AT&T Inc. (NYSE: T) has made its way on many investors' radars. The company's share is up over 3 percent over the last three days and gained 2.20% in yesterday's trading session.
Zooming out further, though, and things are a bit less optimistic. AT&T managed to stabilize its losses over this time period and recorded a small contraction of 2.06% in its stock price. A saving grace for the share came in the middle of October, as it rose 26.32% from October 12 to October 28.
So let's examine some pros and cons of investing in this legendary telecommunications company.
The Bull Case
First, the positives. Despite AT&T's recovery in its share price, the consensus on Wall Street is that it is still potentially undervalued. Analysts rate the stock a moderate buy, and the MarketBeat consensus price target shows an appreciable upside of 16.4% at the time of writing.
Supporting the bullish thesis is that AT&T beat analyst expectations when it posted its Q3 earnings in October last year. My colleague Kate noted that the company saw a 3% year-over-year growth in its earnings and added millions of new subscribers to its postpaid mobile and internet service plans.
Kate also noted that the market could largely be shrugging off worries that inflation could determine its customers' spending habits when buying essential utilities. Wells Fargo & Company (NYSE: WFC) analyst Eric Luebchow also recently upgraded his price target for the stock from $17 to $22, noting that the strong growth in its subscriber base is set to continue, but also said that the effect of inflation remains a threat on the horizon.
The Bear Case
Now for the bad news. The company is expected to release its Q4 earnings on Jan 25, and when it does the results may be deceptive. Although it may post strong earnings for that quarter, the consensus on Wall Street is that the company's EPS is set to shrink from $2.62 to $2.55 per share in the coming year.
Supporting the idea that a downside correction could be coming, its price-to-earnings-growth ratio (PEG) sits at 2.29. A price-to-earnings-growth ratio of 2.29 means that the current price of a stock is 2.29 times the forecasted earnings growth over a certain period of time. In other words, A PEG ratio of 2.29 indicates that the current stock price is relatively high compared to its expected earnings growth, meaning that there is a greater risk of the stock price falling in the future.
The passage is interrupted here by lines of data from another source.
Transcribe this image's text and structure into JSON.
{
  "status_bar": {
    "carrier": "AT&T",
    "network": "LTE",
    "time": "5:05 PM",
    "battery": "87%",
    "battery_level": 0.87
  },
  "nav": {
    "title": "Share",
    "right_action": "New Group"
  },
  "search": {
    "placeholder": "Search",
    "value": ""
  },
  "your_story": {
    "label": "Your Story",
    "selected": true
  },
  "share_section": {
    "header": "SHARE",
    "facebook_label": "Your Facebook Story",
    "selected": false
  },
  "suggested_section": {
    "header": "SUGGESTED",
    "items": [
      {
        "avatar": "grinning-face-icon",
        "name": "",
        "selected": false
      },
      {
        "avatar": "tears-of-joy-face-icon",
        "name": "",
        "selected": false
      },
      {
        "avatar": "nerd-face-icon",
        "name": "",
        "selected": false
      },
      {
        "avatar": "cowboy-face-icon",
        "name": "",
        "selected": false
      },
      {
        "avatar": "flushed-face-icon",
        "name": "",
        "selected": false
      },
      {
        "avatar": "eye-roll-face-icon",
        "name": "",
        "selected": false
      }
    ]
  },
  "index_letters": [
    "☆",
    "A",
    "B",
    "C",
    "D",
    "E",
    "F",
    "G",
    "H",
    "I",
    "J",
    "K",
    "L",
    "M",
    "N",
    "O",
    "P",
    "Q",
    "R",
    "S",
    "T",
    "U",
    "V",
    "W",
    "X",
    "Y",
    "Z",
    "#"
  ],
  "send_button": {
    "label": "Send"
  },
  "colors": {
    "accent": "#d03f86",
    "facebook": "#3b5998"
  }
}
The other issue for the company is the steep fall in its free cash flow (FCF) starting in 2020, which many analysts consider as the lifeblood of a business. Free cash flow for 2020 was $27.455B, a 5.44% decline from 2019, and free cash flow for 2021 was $25.43B, a 7.38% decline from 2020. Less cash coming in means there will be less ability for AT&T to continue growing and covering its dividend and return value to shareholders in other ways, such as through buying back shares.
The correlation between free cash flow and a company's stock price is not necessarily clear-cut. Factors such as the company's competitive position in its sector and the overall economic environment can significantly impact a stock price. Generally, however, free cash flow can be seen as an indicator of a company's financial health and stability, and in most cases, a lower free cash flow will lead to a lower stock price and vice versa.
The Bottom Line
Considering all factors, AT&T may have surprised the market last October with better results than expected in the short term. Still, more longitudinal signals point toward a correction in its stock price due to a forecasted contraction of its earnings and its actual FCF decreasing yearly.
We may get a clearer idea of where AT&T should be sitting next quarter and an even better idea when it publishes its results for Q1'23. We haven't seen the head of the incoming recession yet, which will be the real test of AT&T's strength in maintaining its dividend health and subscriber numbers.